Hopefully you were taught social etiquette while you were growing up. You remember, elbows off the table, shake hands when you meet someone, send thank you notes, say please and thank you. Just as there are proper ways to behave in the world, there are proper ways to behave online. Here are a few ways to make your online experience a pleasure for everyone else.
This is the big one. Everything after this is icing on the cake. There is nothing wrong with being nice; it doesn’t mean that you’re weak. Making enemies on social sites gets you nowhere, so drop your hatred and e-rants. It’s okay to have an opinion, even an extremely opposite opinion from everyone else. What’s not okay is to call other people names. If you’re trying to make a persuasive argument, use persuasive language and prove your point. It doesn’t help your cause to call someone an idiot. And, if you use the Internet to rant and rave, people eventually tune you out.

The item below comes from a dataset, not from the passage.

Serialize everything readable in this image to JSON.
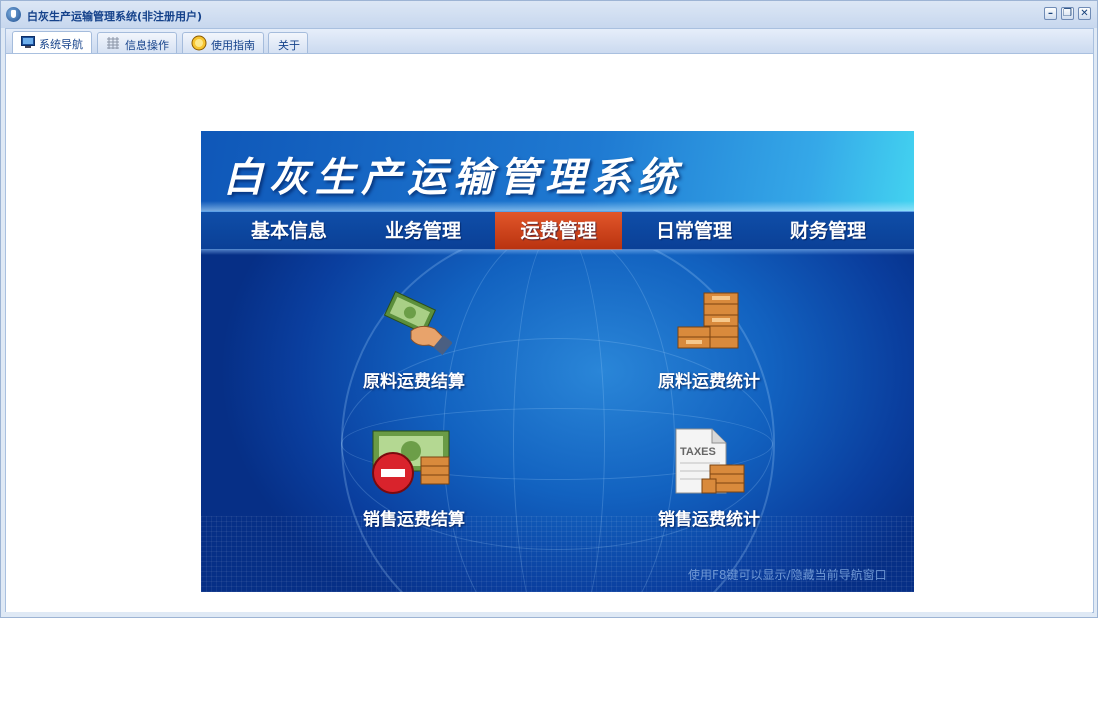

Just like in real life and business, we get what we want by knowing people, networking and building quality relationships. It’s the same for online relationships. And, as the old saying goes, “you can catch more flies with honey…”
You should value relationships over transactions. Gaining links from commenting on blogs should not be your main objective. Blog comments are just that – you are commenting to join the conversation. And you are joining the conversation to build a relationship.
Just because you sit at your computer, anonymous, doesn’t mean you are not accountable for your actions and words. Don’t believe that there are no rules to social media. Don’t believe that you can do or say whatever you want without consequences just because you can hide behind your computer. People are smart and if you are a shameless, self-promoting jerk, they’ll figure it out and you’ll be done. By being accountable for your words, people will respect you, whether they agree with you or not.
Be Respectful of the Community
You are there to add value to the community you join, not to push your agenda and make sales pitches. The thing that will bring you relationships is making sure that when you add to the community, it’s with quality content. You may want to sit back and just listen for a while to learn about a community you’ve joined instead of just jumping in, maybe being ineffective and wasting everyone’s time. Before you submit anything to a social site, ask yourself if it will add value to the community. If not, don’t.
If you are commenting on someone else’s blog, don’t just promote yourself. If you have a post that refers to that conversation, then it’s okay to post that link in your comment. However, if you do it too often, you’ll get ignored or thought of as just a spammer.
Be a Listener
Yeah, sure, you think you know everything, but, if you listen to what others are saying, you might learn something. Listen to people that comment on your blog and see if you can understand where they are coming from. Your first reaction does not need to be a rant telling them how wrong they are.
Be a Giver
You know this one – you scratch my back and I’ll scratch yours. This saying applies to online relationships as well. If you want attention, you have to be willing to give it first. Do the people who burst onto your site or group and think that they should be at the top immediately annoy you? And how about the ones that constantly ask for your help by commenting on their blogs or always push their content on you. We all try to avoid “users.” Don’t be like them – you have to earn respect by giving more than you receive and by making sure that what you give is useful.
Remember to link to posts that you find interesting or informative. Chances are that if you’ve found it interesting and related to your group, someone else will too. This is a great way to get involved in social networking sites.
I know, this was the first suggestion, but it’s important so it bears repeating. You can’t get away from it, The Golden Rule concept can be found in cultures and religions all over the world. That’s probably why it’s the “golden” rule. And if we all lived by it, in real life as well as online, we’d all be a little better off.